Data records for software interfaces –
-- Opening Marker --

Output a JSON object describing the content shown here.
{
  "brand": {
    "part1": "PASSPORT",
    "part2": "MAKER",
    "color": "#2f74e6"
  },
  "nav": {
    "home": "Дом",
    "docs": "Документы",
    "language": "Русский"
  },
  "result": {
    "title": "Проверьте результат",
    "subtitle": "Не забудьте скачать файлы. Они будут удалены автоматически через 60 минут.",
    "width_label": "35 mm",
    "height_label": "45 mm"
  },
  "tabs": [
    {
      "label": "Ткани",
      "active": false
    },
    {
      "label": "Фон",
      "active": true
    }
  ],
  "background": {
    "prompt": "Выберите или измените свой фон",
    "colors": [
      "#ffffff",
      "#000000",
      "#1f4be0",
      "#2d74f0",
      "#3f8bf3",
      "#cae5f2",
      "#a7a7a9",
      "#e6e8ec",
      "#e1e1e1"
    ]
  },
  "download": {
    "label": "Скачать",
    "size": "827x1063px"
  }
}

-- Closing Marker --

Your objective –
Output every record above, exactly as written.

Exercise answer –
Output a JSON object describing the content shown here.
{
  "brand": {
    "part1": "PASSPORT",
    "part2": "MAKER",
    "color": "#2f74e6"
  },
  "nav": {
    "home": "Дом",
    "docs": "Документы",
    "language": "Русский"
  },
  "result": {
    "title": "Проверьте результат",
    "subtitle": "Не забудьте скачать файлы. Они будут удалены автоматически через 60 минут.",
    "width_label": "35 mm",
    "height_label": "45 mm"
  },
  "tabs": [
    {
      "label": "Ткани",
      "active": false
    },
    {
      "label": "Фон",
      "active": true
    }
  ],
  "background": {
    "prompt": "Выберите или измените свой фон",
    "colors": [
      "#ffffff",
      "#000000",
      "#1f4be0",
      "#2d74f0",
      "#3f8bf3",
      "#cae5f2",
      "#a7a7a9",
      "#e6e8ec",
      "#e1e1e1"
    ]
  },
  "download": {
    "label": "Скачать",
    "size": "827x1063px"
  }
}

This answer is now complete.